The Odds of Winning the Lottery


The use of lots to make decisions has a long history, including several instances in the Bible. The first public lottery to distribute prizes in money took place in the 15th century in the Low Countries for raising funds for town fortifications and helping the poor.

Lotteries are sold as a way to “give back” to the state by generating tax revenue without raising taxes. This is a misleading message.


Lotteries are a form of gambling that involves drawing lots for prizes. They can be used for many things, including sports team drafts and the allocation of scarce medical treatment. In the United States, lotteries are often regulated by state governments. There are a number of different types of lottery games, with each having its own odds.

The origins of the lottery date back centuries. Moses was instructed to take a census of Israel, and the Romans used lotteries to give away property and slaves. The lottery came to the United States in the 18th century, where it was heavily criticized by Christians. Ten states banned lotteries between 1844 and 1859.

Early American lotteries were popular, raising money for projects such as paving roads and building wharves. Benjamin Franklin used a lottery to raise money to buy cannons for Philadelphia, and George Washington ran one to fund the construction of the Mountain Road in Virginia. John Hancock ran a lottery to help rebuild Faneuil Hall in Boston.

Odds of winning

Winning the lottery is a dream for many people. But how much do you really know about the odds of winning? Here are some of the most important facts you should know.

Lottery mathematics is based on combinatorics, and the odds of winning are determined by the number of possible combinations. For example, in a lottery with 48 balls, there is a one in 48 chance of hitting the jackpot when you choose six numbers.

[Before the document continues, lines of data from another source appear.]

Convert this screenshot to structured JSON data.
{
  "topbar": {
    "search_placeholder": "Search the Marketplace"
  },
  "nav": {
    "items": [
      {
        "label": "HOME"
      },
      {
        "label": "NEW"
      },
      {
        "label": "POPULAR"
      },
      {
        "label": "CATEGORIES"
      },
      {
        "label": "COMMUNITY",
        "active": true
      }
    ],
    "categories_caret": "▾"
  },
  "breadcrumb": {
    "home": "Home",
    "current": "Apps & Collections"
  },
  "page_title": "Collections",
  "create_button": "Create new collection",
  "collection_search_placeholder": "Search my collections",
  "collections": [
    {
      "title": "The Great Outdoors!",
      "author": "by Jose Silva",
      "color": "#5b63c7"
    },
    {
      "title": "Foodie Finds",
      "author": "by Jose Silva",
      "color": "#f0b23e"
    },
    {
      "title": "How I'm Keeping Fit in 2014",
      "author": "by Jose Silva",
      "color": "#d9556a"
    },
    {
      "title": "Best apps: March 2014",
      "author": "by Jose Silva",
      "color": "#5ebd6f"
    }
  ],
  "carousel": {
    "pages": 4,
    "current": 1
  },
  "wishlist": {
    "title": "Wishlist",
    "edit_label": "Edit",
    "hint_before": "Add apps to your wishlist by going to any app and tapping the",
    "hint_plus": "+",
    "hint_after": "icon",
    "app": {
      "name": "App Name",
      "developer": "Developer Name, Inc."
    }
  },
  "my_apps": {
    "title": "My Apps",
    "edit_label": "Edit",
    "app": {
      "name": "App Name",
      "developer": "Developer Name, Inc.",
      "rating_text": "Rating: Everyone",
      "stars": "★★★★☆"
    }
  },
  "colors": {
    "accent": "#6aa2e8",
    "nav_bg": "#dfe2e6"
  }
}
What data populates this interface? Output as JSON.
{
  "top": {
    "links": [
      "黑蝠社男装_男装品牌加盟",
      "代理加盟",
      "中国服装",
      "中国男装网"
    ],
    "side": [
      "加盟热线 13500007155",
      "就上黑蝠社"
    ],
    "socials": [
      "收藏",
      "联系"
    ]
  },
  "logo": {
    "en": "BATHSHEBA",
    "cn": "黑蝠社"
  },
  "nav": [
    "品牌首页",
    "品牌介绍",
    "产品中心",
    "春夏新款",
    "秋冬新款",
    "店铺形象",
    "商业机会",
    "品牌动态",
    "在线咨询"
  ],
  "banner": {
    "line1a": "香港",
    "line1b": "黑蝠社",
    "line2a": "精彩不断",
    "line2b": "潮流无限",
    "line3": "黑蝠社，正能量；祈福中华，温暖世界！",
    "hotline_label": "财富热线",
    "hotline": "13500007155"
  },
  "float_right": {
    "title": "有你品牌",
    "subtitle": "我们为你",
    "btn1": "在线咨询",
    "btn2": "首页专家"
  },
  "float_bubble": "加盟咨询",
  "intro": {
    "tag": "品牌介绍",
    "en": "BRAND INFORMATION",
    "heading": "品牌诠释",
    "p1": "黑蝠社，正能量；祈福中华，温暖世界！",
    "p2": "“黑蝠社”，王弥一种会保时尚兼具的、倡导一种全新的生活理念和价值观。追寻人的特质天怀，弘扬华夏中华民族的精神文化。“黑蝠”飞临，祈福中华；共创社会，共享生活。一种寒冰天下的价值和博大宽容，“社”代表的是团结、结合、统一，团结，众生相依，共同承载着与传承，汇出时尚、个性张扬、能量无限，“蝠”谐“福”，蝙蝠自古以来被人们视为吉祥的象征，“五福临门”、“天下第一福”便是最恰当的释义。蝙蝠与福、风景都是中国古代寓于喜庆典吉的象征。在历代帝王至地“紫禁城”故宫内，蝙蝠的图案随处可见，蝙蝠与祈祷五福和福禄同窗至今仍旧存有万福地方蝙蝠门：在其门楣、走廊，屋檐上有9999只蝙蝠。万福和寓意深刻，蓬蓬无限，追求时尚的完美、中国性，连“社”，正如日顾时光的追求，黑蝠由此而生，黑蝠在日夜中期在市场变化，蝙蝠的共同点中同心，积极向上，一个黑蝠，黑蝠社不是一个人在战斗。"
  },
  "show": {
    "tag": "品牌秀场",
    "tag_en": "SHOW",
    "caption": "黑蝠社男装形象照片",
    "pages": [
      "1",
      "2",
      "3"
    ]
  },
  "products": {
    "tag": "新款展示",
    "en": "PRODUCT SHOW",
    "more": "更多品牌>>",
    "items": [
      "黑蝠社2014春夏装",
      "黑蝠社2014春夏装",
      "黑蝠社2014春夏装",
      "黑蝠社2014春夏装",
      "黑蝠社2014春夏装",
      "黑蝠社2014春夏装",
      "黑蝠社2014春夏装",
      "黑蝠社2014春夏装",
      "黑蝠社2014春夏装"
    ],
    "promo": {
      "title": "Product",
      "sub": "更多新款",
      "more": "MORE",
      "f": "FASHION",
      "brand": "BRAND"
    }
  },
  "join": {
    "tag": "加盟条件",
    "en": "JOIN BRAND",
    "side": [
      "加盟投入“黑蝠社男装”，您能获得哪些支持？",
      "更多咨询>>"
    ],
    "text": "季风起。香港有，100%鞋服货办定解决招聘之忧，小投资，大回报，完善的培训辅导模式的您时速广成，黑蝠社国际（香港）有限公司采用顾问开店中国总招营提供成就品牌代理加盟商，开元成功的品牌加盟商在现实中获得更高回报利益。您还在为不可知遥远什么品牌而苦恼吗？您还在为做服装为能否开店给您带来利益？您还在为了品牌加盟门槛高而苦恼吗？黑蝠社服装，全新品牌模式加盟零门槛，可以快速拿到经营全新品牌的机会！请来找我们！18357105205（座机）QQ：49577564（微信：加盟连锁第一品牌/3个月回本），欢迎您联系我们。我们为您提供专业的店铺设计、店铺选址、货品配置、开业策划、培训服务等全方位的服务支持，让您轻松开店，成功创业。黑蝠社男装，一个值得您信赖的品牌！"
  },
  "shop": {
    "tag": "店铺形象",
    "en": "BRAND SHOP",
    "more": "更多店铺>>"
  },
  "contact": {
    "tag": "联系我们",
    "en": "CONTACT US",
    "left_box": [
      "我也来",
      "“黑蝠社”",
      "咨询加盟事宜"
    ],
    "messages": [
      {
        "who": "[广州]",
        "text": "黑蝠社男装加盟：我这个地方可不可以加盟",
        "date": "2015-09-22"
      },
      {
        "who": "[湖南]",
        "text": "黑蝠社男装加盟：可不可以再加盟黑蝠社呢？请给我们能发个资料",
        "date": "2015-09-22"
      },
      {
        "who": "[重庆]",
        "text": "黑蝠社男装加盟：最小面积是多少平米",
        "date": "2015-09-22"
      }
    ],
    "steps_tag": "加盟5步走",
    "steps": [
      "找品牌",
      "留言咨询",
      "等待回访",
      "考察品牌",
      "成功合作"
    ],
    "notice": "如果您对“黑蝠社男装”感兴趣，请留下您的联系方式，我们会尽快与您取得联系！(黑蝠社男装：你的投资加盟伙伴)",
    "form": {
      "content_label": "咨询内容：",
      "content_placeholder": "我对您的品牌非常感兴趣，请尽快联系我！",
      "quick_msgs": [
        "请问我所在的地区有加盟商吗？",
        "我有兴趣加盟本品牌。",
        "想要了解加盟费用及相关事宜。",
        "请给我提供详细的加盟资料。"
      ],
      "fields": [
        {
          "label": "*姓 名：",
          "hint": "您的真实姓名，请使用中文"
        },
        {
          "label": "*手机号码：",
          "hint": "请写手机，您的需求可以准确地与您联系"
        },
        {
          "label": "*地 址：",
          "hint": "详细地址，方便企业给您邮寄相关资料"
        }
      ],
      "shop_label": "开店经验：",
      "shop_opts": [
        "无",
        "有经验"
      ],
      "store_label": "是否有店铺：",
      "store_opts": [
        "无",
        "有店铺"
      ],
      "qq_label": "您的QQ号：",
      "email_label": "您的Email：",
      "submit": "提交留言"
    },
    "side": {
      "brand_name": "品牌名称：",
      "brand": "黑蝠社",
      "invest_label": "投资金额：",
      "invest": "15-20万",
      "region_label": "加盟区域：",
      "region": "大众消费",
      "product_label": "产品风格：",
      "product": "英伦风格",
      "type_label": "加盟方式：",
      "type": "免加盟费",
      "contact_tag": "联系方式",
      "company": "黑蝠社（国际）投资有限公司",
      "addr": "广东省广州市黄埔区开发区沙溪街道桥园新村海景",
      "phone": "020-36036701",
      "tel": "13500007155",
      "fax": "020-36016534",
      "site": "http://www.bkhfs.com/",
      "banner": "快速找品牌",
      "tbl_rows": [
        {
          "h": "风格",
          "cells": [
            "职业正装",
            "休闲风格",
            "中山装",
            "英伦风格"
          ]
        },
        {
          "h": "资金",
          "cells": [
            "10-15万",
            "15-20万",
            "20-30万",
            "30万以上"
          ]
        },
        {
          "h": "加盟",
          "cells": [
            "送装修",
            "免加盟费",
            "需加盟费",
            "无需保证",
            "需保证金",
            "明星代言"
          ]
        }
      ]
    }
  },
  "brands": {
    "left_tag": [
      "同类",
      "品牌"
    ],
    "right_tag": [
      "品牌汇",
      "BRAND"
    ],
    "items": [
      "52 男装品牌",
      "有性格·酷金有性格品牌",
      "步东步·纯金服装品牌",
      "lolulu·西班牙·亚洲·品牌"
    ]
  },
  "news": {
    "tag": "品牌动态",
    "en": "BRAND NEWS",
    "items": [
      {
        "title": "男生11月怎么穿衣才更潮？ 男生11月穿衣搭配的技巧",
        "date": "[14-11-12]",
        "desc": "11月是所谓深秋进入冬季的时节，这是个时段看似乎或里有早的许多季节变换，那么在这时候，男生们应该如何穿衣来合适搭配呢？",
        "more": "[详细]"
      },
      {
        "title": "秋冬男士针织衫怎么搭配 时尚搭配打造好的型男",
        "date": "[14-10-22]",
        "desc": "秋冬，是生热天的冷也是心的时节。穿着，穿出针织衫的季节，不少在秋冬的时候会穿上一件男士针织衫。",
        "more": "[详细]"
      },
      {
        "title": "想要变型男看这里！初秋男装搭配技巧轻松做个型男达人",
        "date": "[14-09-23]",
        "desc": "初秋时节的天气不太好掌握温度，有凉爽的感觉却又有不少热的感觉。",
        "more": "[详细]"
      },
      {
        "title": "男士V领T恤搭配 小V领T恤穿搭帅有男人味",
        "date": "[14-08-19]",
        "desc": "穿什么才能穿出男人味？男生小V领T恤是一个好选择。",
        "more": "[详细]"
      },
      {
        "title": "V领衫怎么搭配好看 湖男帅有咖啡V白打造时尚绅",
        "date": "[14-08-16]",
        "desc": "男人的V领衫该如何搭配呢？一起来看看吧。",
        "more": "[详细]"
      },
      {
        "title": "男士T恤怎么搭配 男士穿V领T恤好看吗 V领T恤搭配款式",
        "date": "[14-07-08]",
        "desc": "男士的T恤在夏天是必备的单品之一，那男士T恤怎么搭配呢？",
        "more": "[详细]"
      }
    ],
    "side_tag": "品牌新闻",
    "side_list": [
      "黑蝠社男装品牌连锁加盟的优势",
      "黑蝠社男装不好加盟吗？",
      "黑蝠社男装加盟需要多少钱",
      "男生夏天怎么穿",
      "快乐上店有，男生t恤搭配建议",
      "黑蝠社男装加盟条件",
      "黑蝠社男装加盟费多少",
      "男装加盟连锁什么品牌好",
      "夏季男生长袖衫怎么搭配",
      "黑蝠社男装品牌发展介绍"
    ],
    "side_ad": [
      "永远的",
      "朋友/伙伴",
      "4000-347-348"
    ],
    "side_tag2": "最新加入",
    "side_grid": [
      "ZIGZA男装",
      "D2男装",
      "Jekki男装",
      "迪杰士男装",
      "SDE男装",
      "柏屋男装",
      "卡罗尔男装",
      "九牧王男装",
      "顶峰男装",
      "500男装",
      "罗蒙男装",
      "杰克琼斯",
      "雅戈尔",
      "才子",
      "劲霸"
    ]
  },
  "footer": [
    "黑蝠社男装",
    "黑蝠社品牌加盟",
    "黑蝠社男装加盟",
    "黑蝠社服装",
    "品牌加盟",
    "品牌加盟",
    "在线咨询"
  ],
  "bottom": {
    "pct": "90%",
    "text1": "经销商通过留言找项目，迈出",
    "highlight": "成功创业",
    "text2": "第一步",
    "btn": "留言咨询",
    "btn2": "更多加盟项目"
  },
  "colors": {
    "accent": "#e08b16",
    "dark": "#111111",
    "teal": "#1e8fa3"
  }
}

Many lottery players employ tactics that they think will improve their chances of winning, from picking a full column of numbers to playing the same numbers every time. But these tactics don’t work, and they can actually decrease your chances of winning. You’re also more likely to be killed by lightning or get struck by an asteroid than win the lottery.

Taxes on winnings

It is important to understand the tax implications associated with winnings. Lottery prizes are treated like ordinary income for tax purposes and must be reported each year on your tax return. Winnings can be paid in lump sum or annuity payments, and each option has different financial consequences.

Whether you choose to receive your winnings as a lump sum or as an annuity, Uncle Sam will want his share. You should consider taking advantage of itemized deductions to lower your tax liability.

It is also important to avoid office pools and informal agreements that can lead to tax problems. There are many smart ways to spend a windfall gain, including paying down high-rate debts, saving for emergencies, and investing. But before you go on a spending spree, make sure to consult with a tax professional.

Scratch cards

Like many inventions from the internal combustion engine to smartphones, scratch cards took time to come to life. They originated in the 1970s as lottery tickets with a hidden surface that could be scratched off to reveal symbols or prize information. The simplicity and thrill of instantly finding out whether or not you won a prize made them a hit with people of all ages.

Before the scratch card became popular, scientists had to crack a number of technical issues. First, they had to develop an algorithm that would determine the winners of each card. They also had to figure out how to keep the cards safe from prying eyes until they were sold. The boffins at Scientific Games developed a solution using acrylic resin inks that concealed the winning tickets until they were sold.

Raising money

Lotteries are popular means of raising money for a variety of public projects, including roads, canals, schools, libraries, churches and colleges. They also financed the French and Indian Wars and the settlement of the first English colony at Jamestown. In the 1790s, people in New York and Philadelphia spent the modern equivalent of $1,400 a year on tickets.

The lottery is a great way to raise funds for your organization, but it’s important to think of it as a fun and charitable activity rather than a substitute for volunteering or donating. Many charities choose to outsource their customer lottery administration to a specialist company, which takes care of all the routine admin. This helps to reduce the risk of fraud and minimizes administrative overhead.